RPaSDT is the first such advanced open-source tool for identifying sources of disinformation on social media. Moreover, it is a tool that is set to become a starting point for future research in this field. It can be seen as a repository of already known source detection methods, making it easier to compare and select the most effective techniques, as well as to learn about their advantages and disadvantages.The user can easily simulate different scenarios for the propagation of fake news and identify potential sources. The software is very intuitive and tailored to the needs of both—scientists and non-scientists. It also has additional tools for advanced network analysis to facilitate more complex research. This makes RPaSDT not only a practical tool, but also a research platform to help further development in that field.

When reducing disinformation, the most important thing is to identify the source. In scientific texts this process is compared to identification of ‘patient zero’ in an epidemic. Are we living in a disinformation epidemic?

It is definitely fair to say that we are living in a disinformation epidemic. And as with a viral epidemic, quickly identifying the source—or the 'patient zero', in this case of disinformation—is of the utmost importance. This is more difficult than it sounds, which is why I introduced the concept of 'propagation centres’. According to my research, focusing on these centres increases effectiveness in identifying and reducing disinformation.
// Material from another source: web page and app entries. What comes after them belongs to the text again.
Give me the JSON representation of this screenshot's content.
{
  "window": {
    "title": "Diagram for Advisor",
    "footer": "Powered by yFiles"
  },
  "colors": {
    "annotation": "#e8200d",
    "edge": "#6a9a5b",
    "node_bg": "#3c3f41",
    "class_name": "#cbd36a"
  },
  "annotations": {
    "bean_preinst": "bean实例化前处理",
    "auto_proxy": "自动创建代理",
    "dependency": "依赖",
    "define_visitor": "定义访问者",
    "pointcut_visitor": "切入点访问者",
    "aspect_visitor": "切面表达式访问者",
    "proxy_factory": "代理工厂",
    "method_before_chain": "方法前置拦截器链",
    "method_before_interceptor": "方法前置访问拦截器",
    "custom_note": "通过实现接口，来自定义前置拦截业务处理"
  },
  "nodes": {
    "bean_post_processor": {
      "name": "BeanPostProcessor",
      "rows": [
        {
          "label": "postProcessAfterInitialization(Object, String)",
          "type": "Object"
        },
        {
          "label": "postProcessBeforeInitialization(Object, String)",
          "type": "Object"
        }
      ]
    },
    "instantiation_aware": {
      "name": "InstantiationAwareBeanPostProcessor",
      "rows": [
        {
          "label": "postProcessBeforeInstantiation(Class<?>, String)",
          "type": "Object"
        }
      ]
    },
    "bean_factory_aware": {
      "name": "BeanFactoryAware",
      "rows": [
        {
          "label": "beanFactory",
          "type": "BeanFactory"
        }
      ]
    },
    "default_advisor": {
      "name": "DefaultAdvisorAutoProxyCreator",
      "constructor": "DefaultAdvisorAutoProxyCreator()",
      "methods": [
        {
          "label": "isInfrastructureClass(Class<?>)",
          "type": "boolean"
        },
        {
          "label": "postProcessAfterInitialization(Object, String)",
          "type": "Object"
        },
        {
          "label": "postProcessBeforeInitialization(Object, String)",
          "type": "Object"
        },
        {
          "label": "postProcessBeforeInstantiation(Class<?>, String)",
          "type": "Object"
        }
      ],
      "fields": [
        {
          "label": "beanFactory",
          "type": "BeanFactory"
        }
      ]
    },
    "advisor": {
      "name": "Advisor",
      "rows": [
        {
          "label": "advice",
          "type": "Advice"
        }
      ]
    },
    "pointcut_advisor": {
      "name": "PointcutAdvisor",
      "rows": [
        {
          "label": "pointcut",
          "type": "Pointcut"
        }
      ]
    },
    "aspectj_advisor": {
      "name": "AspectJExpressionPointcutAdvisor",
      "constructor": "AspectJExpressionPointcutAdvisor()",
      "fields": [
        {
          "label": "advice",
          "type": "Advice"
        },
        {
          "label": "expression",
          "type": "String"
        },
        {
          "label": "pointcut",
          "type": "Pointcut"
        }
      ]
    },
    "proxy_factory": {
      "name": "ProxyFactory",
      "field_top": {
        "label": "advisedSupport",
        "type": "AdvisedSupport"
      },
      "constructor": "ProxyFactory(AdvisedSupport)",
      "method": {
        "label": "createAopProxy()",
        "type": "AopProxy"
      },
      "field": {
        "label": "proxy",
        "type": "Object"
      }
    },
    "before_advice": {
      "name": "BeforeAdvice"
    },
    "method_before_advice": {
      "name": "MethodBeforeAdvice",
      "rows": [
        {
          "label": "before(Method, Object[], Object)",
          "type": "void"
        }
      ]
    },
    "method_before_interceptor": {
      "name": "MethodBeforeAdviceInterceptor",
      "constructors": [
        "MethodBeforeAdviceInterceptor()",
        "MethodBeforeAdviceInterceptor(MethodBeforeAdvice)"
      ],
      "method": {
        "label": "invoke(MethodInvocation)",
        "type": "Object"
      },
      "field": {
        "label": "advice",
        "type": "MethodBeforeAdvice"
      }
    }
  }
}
Sometimes, certain content, especially sensational content, is instinctively passed on, feeding the bloodstream of disinformation. What advice would you give to social media users, what habits should we learn when using the internet before—colloquially speaking—tapping the keyboard?

Before clicking 'share', it is worth thinking for a moment. If something seems too sensational, it is worth verifying. We should use a variety of reliable sources to get a more complete picture. Let's remember that social media can put us in an 'information bubble', showing only what interests us. If something seems too good to be true, it most often is too good to be true. So, let's be sceptical and cautious in our approach to the online information.

Advanced technological and widespread internet access mean that children are overloaded with information from an early age. How can we familiarise the youngest users with the problem of possible disinformation?

Education is key to preparing the youngest. It is worth teaching children how to distinguish reliable sources from unreliable ones and what it means when information is biased. We should encourage them to always verify information from different sources before sharing it. An essential skill they should learn from a young age is being aware that not everything on the internet is true.

When did you start being interested in techniques for diagnosing fake news?

My interest in the problem of disinformation began when I noticed its growing impact on society. What attracted me the most was the complexity and multidimensionality of the problem. The application of various techniques, from artificial intelligence to graph theory, makes this an extremely intriguing field of science. There are many challenges, despite available tools, and this is why it is a research area full of unknowns and possibilities, which I find extremely motivating.

Olga Doleśniak-Harczuk